How far can a suicide investigation go? If the suicide is the brilliant and beautiful seventeen-year-old cartoonist Unni Chacko, given to spooky explorations into human frailties and the nature of reality, then the investigation can take you on a metaphysical rollercoaster ride, carrying your verities slowly up the hump, then bringing them screaming down the other side. If the investigator is Ousep Chacko, a failed genius of Malayalam literature, a journalist and an alcoholic whose wife is not completely sane, then the same investigation can take you on a coruscating spin through a gendered world that destroys both men and women. A page-turner with a wide range of concerns structured around a suicide investigation, Manu Joseph’s second novel, The Illicit Happiness of Other People, has established him as a sui generis voice in Indian fiction.
The book begins three years after the suicide, when Ousep Chacko discovers a previously unseen comic his son finished the day he died. In the process of asking a question that he might have been better leaving alone—why did Unni do it?—Ousep meets and talks to several young men, ranging from those who have aced entrance exams to those who have failed them, with the most significant detours involving those who have, like Unni himself, decided to have nothing to do with them. As these young men slowly lay bare the world of Unni’s bizarre and unsettling theories about the nature of reality, the mind, human cruelty and nature itself, we are confronted by a politically unsettling view disguised as a story of teen angst gone out of control. The author puts those who are happy to live within ideology on notice with the idea that a belief that can be shared is a delusion because “the truth is not consistent, it changes from brain to brain”. In fact, the signal contribution of this work is that it flags mindless consensus as a danger to our species, and lives its beliefs by staying clear of political correctness.
The main contribution of the book is that it flags mindless consensus as a danger. But there’re too many clever one-liners early on.
The register is caustic and unforgiving, reminiscent of Naipaul. Like Naipaul, Joseph is unafraid to speak in a tone that may be thought of as misanthropic, a diagnosis that is borne out by Ousep Chacko when he says: “It is the misanthrope alone who has clarity.” Despite being a novelist who completely rejects this view in my own practice, I can see that Joseph has followed his guiding principle to produce a deeply sympathetic and intellectually challenging work. We are lucky to have a writer like Joseph, who speaks the bitter truth, who attacks sexism on his own terms despite being attacked for being sexist when his first book came out.

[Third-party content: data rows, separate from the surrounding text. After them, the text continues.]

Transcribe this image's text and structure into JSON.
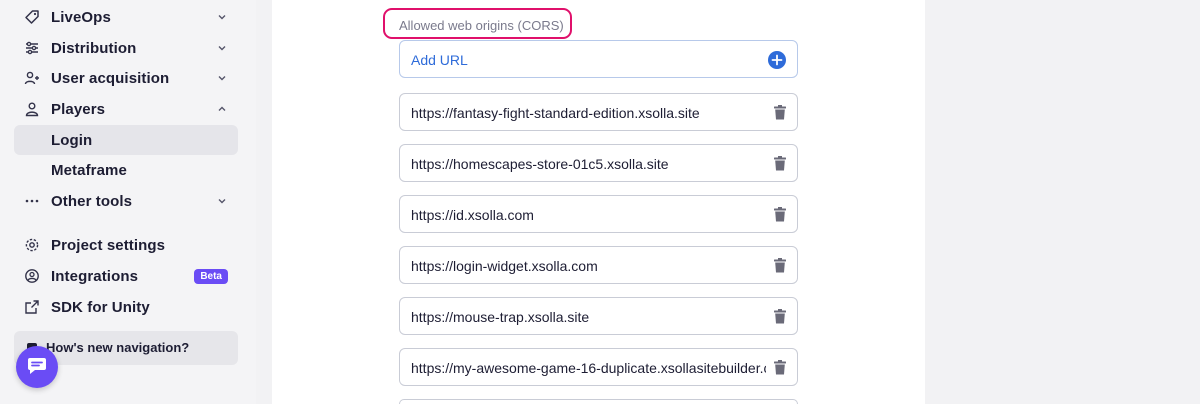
{
  "sidebar": {
    "items": [
      {
        "label": "LiveOps",
        "icon": "tag-icon",
        "chevron": "down"
      },
      {
        "label": "Distribution",
        "icon": "sliders-icon",
        "chevron": "down"
      },
      {
        "label": "User acquisition",
        "icon": "user-plus-icon",
        "chevron": "down"
      },
      {
        "label": "Players",
        "icon": "user-icon",
        "chevron": "up"
      },
      {
        "label": "Login",
        "active": true
      },
      {
        "label": "Metaframe"
      },
      {
        "label": "Other tools",
        "icon": "more-dots-icon",
        "chevron": "down"
      },
      {
        "label": "Project settings",
        "icon": "gear-icon"
      },
      {
        "label": "Integrations",
        "icon": "integrations-icon",
        "badge": "Beta"
      },
      {
        "label": "SDK for Unity",
        "icon": "external-link-icon"
      }
    ],
    "feedback_label": "How's new navigation?"
  },
  "cors": {
    "label": "Allowed web origins (CORS)",
    "add_label": "Add URL",
    "urls": [
      "https://fantasy-fight-standard-edition.xsolla.site",
      "https://homescapes-store-01c5.xsolla.site",
      "https://id.xsolla.com",
      "https://login-widget.xsolla.com",
      "https://mouse-trap.xsolla.site",
      "https://my-awesome-game-16-duplicate.xsollasitebuilder.c"
    ]
  },
  "colors": {
    "accent": "#6a4cf5",
    "link": "#2e6bd9",
    "highlight": "#e0106b"
  }
}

A major weakness of this book is that it is unable to bring its two major themes—the sociological concerns around gender and the philosophical concerns about the nature of reality and perception—into any significant conversation. Another problem is that there are too many clever one-liners in the first hundred pages. It is not the kind of wishy-washy work that requires pointless linguistic muscle-flexing to make its claim. It would have been more consistently weighty without that kind of prose. But that is a minor quibble. This book is absorbing, its canvas is rich, it has a haunting quality. It is, in a word, important.